Dianne Gallagher can help us sort this out.

What happened?

DIANNE GALLAGHER, CNN POLITICAL CORRESPONDENT: The school district actually chose to address this today. This is two weeks after the incident, Brooke. So according to paperwork from police, the district and the child's mother, this sixth grader had a substitute teacher that day. They were supposed to do the Pledge of Allegiance to begin their day and he did not stand up. The substitute teacher kind of went after him on that. The kid said he didn't want to stand because it was racist. According to a statement she gave the school district, obtained by one of our CNN affiliates, she told him, "If you feel that way then you can go back to wherever you came from, you don't have to live here."

Disruption, in the words of the school, took place after that. She called an administrator. The school resource officer came. And, at some point, that's when the police say the sixth grader became disruptive. He wouldn't leave, refused to leave the classroom, and he was taken to a juvenile assessment facility and charged with misdemeanor of nonviolently resisting arrest and also, basically, you know, disrupting a school day.

So the mother, as you can understand, is upset. She says that, my child has gone through quite a bit. And she would like to see the charges dropped.

BALDWIN: And what is the school saying?


DHAKIRA TALBOT, MOTHER OF ARRESTED MIDDLE SCHOOL STUDENT: I'm upset, I'm angry, I'm hurt, more so for my son. My son has never been through anything like this. And I feel like they should have handled it differently.

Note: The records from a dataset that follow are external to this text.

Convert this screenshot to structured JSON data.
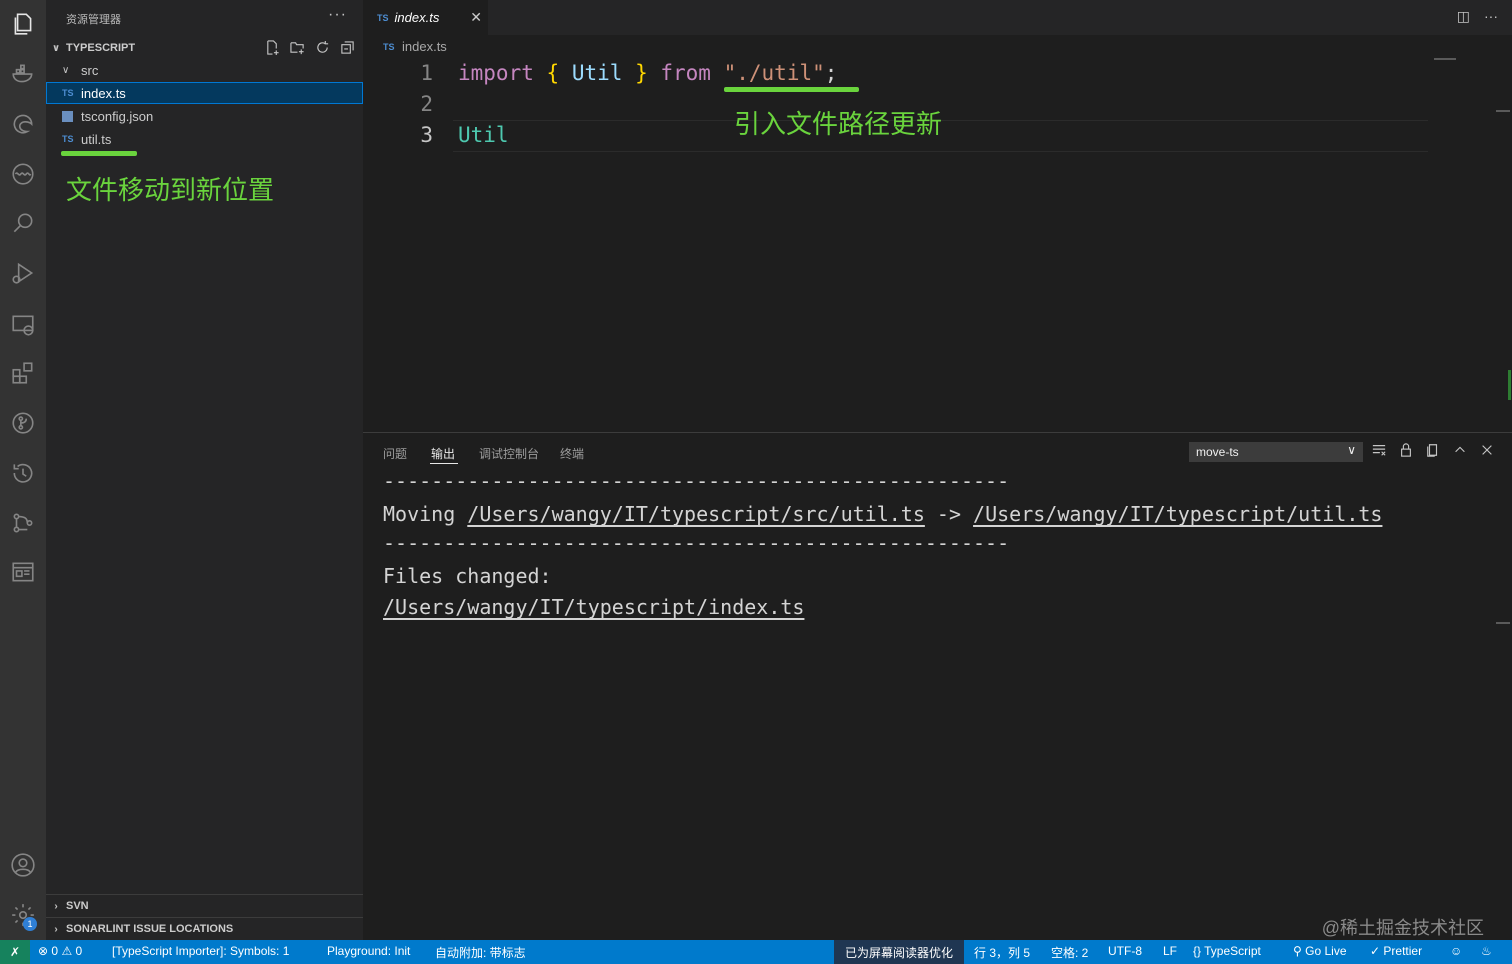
{
  "sidebar": {
    "title": "资源管理器",
    "more": "···",
    "project": "TYPESCRIPT",
    "folder": "src",
    "files": [
      {
        "label": "index.ts",
        "type": "TS"
      },
      {
        "label": "tsconfig.json",
        "type": "json"
      },
      {
        "label": "util.ts",
        "type": "TS"
      }
    ],
    "annotation": "文件移动到新位置",
    "sections": [
      "SVN",
      "SONARLINT ISSUE LOCATIONS"
    ]
  },
  "activity": {
    "icons": [
      "files-icon",
      "docker-icon",
      "edge-icon",
      "wave-icon",
      "search-icon",
      "run-debug-icon",
      "remote-explorer-icon",
      "extensions-icon",
      "source-control-icon",
      "timeline-icon",
      "git-graph-icon",
      "preview-icon",
      "account-icon",
      "settings-icon"
    ],
    "settings_badge": "1"
  },
  "editor": {
    "tab_label": "index.ts",
    "tab_icon": "TS",
    "breadcrumb": "index.ts",
    "line_numbers": [
      "1",
      "2",
      "3"
    ],
    "line1": {
      "import": "import",
      "lbrace": "{",
      "name": "Util",
      "rbrace": "}",
      "from": "from",
      "path": "\"./util\"",
      "semi": ";"
    },
    "line3": "Util",
    "annotation": "引入文件路径更新"
  },
  "panel": {
    "tabs": [
      "问题",
      "输出",
      "调试控制台",
      "终端"
    ],
    "active_tab": "输出",
    "channel": "move-ts",
    "output": {
      "dashes": "----------------------------------------------------",
      "moving_label": "Moving",
      "from_path": "/Users/wangy/IT/typescript/src/util.ts",
      "arrow": "->",
      "to_path": "/Users/wangy/IT/typescript/util.ts",
      "files_changed": "Files changed:",
      "changed_file": "/Users/wangy/IT/typescript/index.ts"
    }
  },
  "status": {
    "errors": "0",
    "warnings": "0",
    "importer": "[TypeScript Importer]: Symbols: 1",
    "playground": "Playground: Init",
    "auto_attach": "自动附加: 带标志",
    "screen_reader": "已为屏幕阅读器优化",
    "position": "行 3，列 5",
    "spaces": "空格: 2",
    "encoding": "UTF-8",
    "eol": "LF",
    "language": "TypeScript",
    "go_live": "Go Live",
    "prettier": "Prettier"
  },
  "watermark": "@稀土掘金技术社区",
  "colors": {
    "accent_green": "#6ad43d",
    "status_blue": "#007acc",
    "selection": "#04395e"
  }
}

I want the charges dropped and I want the school to be held accountable and the officer for what happened because it shouldn't have been handled the way that it was handled.


GALLAGHER: At least, in part, agrees with some of that, Brooke. The school district says that that substitute teacher was not aware that children were not required to stand for the Pledge of Allegiance, that constitutionally, they don't have to do that. And that she will not be working there ever again. They're talking with the agency that placed her there about going over some of the rules and regulations and guidelines with further substitutes.

And they also point out that they did not ask for any charges to be presented against this 11-year-old. But he is due no court, according to Bay News 9, our CNN affiliate, tomorrow. So we will see what happens from that point.

[15:00:00] BALDWIN: OK, we'll cover it tomorrow.

Dianne, thank you very much. Dianne Gallagher.

We roll on.